I’m having some ~feelings~ about labels. Ever since I discovered, to my surprise and no one else’s, that I was Not Straight, I’ve been looking for the right way to describe that. I don’t think I’ve found it.

“Bisexual” is a heavy term, for me. By that I mean that all the assumptions and connotations and insinuations that make up biphobia have weight. At 31, I still feel uncomfortable saying “I’m bisexual.”

When I first started to understand and basically unsuppress my attraction to women, about six years ago, I figured that I was bisexual. Bi means two and I’m attracted to men and women, the two genders, right? (Please bear in mind this was several years ago).

As time went on I became aware of people around me using ‘pansexual,’ usually to reflect that they were attracted to people foremost, rather than sex or gender itself. I know there’s a few different definitions of pan, but that was what I heard.

As I educated myself and learned about gender as a spectrum, transgender people, and nonbinary people, I became more and more distant from “bisexual.”

I’m a words girl. Bi, for me, means two. I know that a lot of people will disagree with me on this, which is why I’m stressing that this is about my interpretation and what’s right for me. I am absolutely not trying to speak for anyone else.

I’m very aware that a lot of people have pointed out that the Bisexuality Manifesto from the 90s specifically says attraction to the the same or more genders. So I know some people will disagree with me here.

We are tired of being analyzed, defined and represented by people other than ourselves, or worse yet, not considered at all. We are frustrated by the imposed isolation and invisibility that comes from being told or expected to choose either a homosexual or heterosexual identity.
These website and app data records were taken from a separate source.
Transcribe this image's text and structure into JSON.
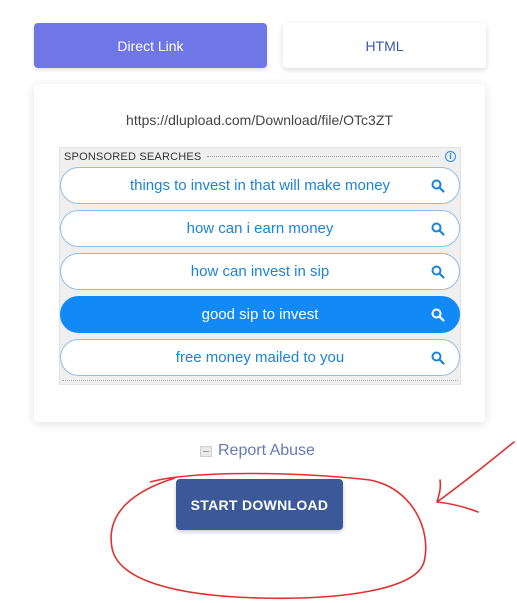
{
  "tabs": {
    "direct_link": "Direct Link",
    "html": "HTML"
  },
  "link": {
    "url": "https://dlupload.com/Download/file/OTc3ZT"
  },
  "sponsored": {
    "title": "SPONSORED SEARCHES",
    "info_icon": "info-icon",
    "items": [
      {
        "label": "things to invest in that will make money",
        "active": false
      },
      {
        "label": "how can i earn money",
        "active": false
      },
      {
        "label": "how can invest in sip",
        "active": false
      },
      {
        "label": "good sip to invest",
        "active": true
      },
      {
        "label": "free money mailed to you",
        "active": false
      }
    ]
  },
  "report": {
    "label": "Report Abuse",
    "icon": "flag-icon"
  },
  "download": {
    "label": "START DOWNLOAD"
  },
  "colors": {
    "tab_active": "#6f76e6",
    "pill_active": "#118af8",
    "pill_text": "#1a84d8",
    "button": "#3b5998",
    "annotation": "#e03030"
  }
}
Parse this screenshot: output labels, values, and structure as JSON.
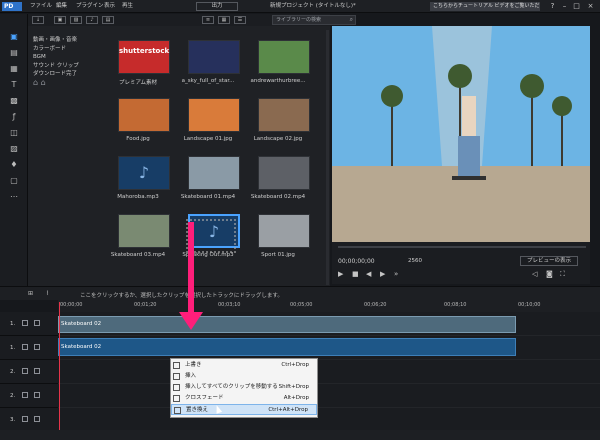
{
  "titlebar": {
    "menu": [
      "ファイル",
      "編集",
      "プラグイン",
      "表示",
      "再生"
    ],
    "export_label": "出力",
    "project_title": "新規プロジェクト (タイトルなし)*",
    "tutorial_banner": "こちらからチュートリアル ビデオをご覧いただけます。"
  },
  "library": {
    "search_placeholder": "ライブラリーの検索",
    "categories": [
      "動画・画像・音楽",
      "カラーボード",
      "BGM",
      "サウンド クリップ",
      "ダウンロード完了"
    ],
    "items": [
      {
        "label": "プレミアム素材",
        "thumb": "#c62b2b",
        "text": "shutterstock"
      },
      {
        "label": "a_sky_full_of_star...",
        "thumb": "#26305c"
      },
      {
        "label": "andrewarthurbree...",
        "thumb": "#5a8a4a"
      },
      {
        "label": "Food.jpg",
        "thumb": "#c46a33"
      },
      {
        "label": "Landscape 01.jpg",
        "thumb": "#d97b3a"
      },
      {
        "label": "Landscape 02.jpg",
        "thumb": "#8a6a50"
      },
      {
        "label": "Mahoroba.mp3",
        "thumb": "#173d66"
      },
      {
        "label": "Skateboard 01.mp4",
        "thumb": "#8a9aa6"
      },
      {
        "label": "Skateboard 02.mp4",
        "thumb": "#5d6066"
      },
      {
        "label": "Skateboard 03.mp4",
        "thumb": "#7a8a72"
      },
      {
        "label": "Speaking Out.mp3",
        "thumb": "#173d66"
      },
      {
        "label": "Sport 01.jpg",
        "thumb": "#9a9fa4"
      }
    ]
  },
  "preview": {
    "timecode": "00;00;00;00",
    "quality": "2560",
    "preview_button": "プレビューの表示"
  },
  "timeline": {
    "hint": "ここをクリックするか、選択したクリップを選択したトラックにドラッグします。",
    "ruler": [
      "00;00;00",
      "00;01;20",
      "00;03;10",
      "00;05;00",
      "00;06;20",
      "00;08;10",
      "00;10;00"
    ],
    "tracks": [
      "1.",
      "1.",
      "2.",
      "2.",
      "3.",
      "3."
    ],
    "video_clip": "Skateboard 02",
    "audio_clip": "Skateboard 02"
  },
  "context_menu": {
    "items": [
      {
        "label": "上書き",
        "shortcut": "Ctrl+Drop"
      },
      {
        "label": "挿入",
        "shortcut": ""
      },
      {
        "label": "挿入してすべてのクリップを移動する",
        "shortcut": "Shift+Drop"
      },
      {
        "label": "クロスフェード",
        "shortcut": "Alt+Drop"
      },
      {
        "label": "置き換え",
        "shortcut": "Ctrl+Alt+Drop"
      }
    ]
  },
  "colors": {
    "accent": "#4aa3ff",
    "drag_arrow": "#ff1e7a",
    "playhead": "#e5344a"
  }
}
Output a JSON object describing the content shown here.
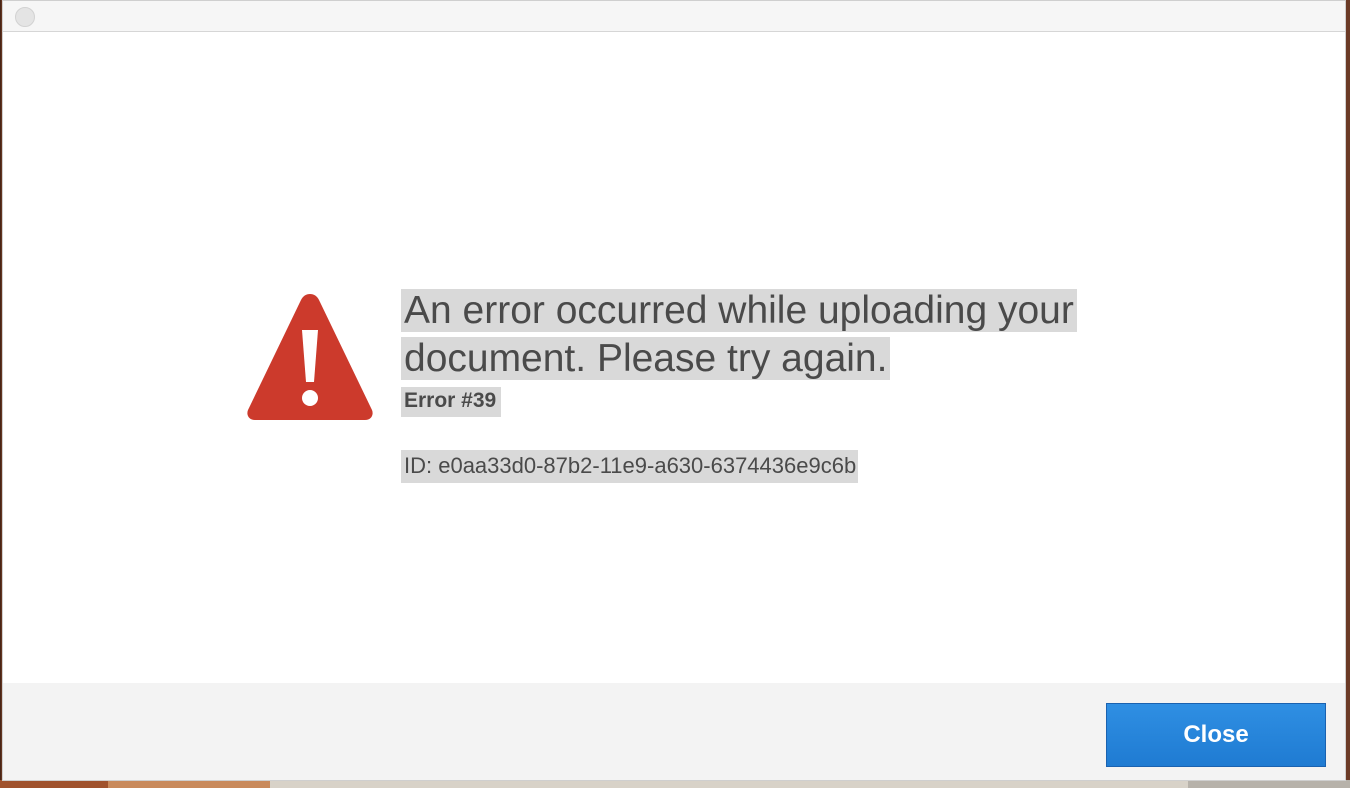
{
  "dialog": {
    "headline": "An error occurred while uploading your document. Please try again.",
    "error_code": "Error #39",
    "error_id": "ID: e0aa33d0-87b2-11e9-a630-6374436e9c6b",
    "icon": "warning-icon",
    "icon_color": "#cc3a2c"
  },
  "footer": {
    "close_label": "Close",
    "button_color": "#2584d8"
  }
}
Monosexuality is a heterosexist dictate used to oppress homosexuals and to negate the validity of bisexuality.

Bisexuality is a whole, fluid identity. Do not assume that bisexuality is binary or duogamous in nature: that we have “two” sides or that we must be involved simultaneously with both genders to be fulfilled human beings. In fact, don’t assume that there are only two genders. Do not mistake our fluidity for confusion, irresponsibility, or an inability to commit. Do not equate promiscuity, infidelity, or unsafe sexual behavior with bisexuality. Those are human traits that cross all sexual orientations. Nothing should be assumed about anyone’s sexuality, including your own.

– Bisexuality Manifesto, 1990

I hear this. I also feel that, for me, saying I’m bisexual feels like saying I like men and women, not reflecting that I’m attracted to people everywhere on the gender spectrum.

I’ve internalised a lot of the stereotypes that make up biphobia, as stated above. When I say I’m bisexual, I feel like what people hear is that I want to have indiscriminate sex with everyone. Or that I’m claiming it for attention, or it’s just a phase, even though I am 31 and feel I should be given credit for knowing my own mind. In fact, age is irrelevant. Anyone saying they are bisexual shouldn’t have to deal with any of those assumptions.

I also don’t feel quite right calling myself gay. I think people would presume I mean I’m a lesbian. Again, I know some people have said that gay can cover all non-heterosexual attractions, but it’s not right for me. Neither is queer, partly because it’s been used as a slur, and even though there’s been a big movement to reclaim it, it just doesn’t sit right with me personally.

So where does that leave me? There’s no single word to explain what I am. And maybe that’s ok. Not everything needs a label. It’s just in my nature to try and categorise, and it’s especially in my nature to try and find the right word. But maybe I have to accept that, in this case, at this particular time, there isn’t one.

The best I can do is “Not straight.” I feel comfortable with that. It doesn’t seem to require me to behave in any particular way, and it doesn’t necessarily invoke any particular assumptions about me or the life I live. I also just find it kinda funny. It makes me laugh to say I’m not straight. I can’t really put my finger on why. But it feels like a good thing to say.

So I’d say that’s just fine for now.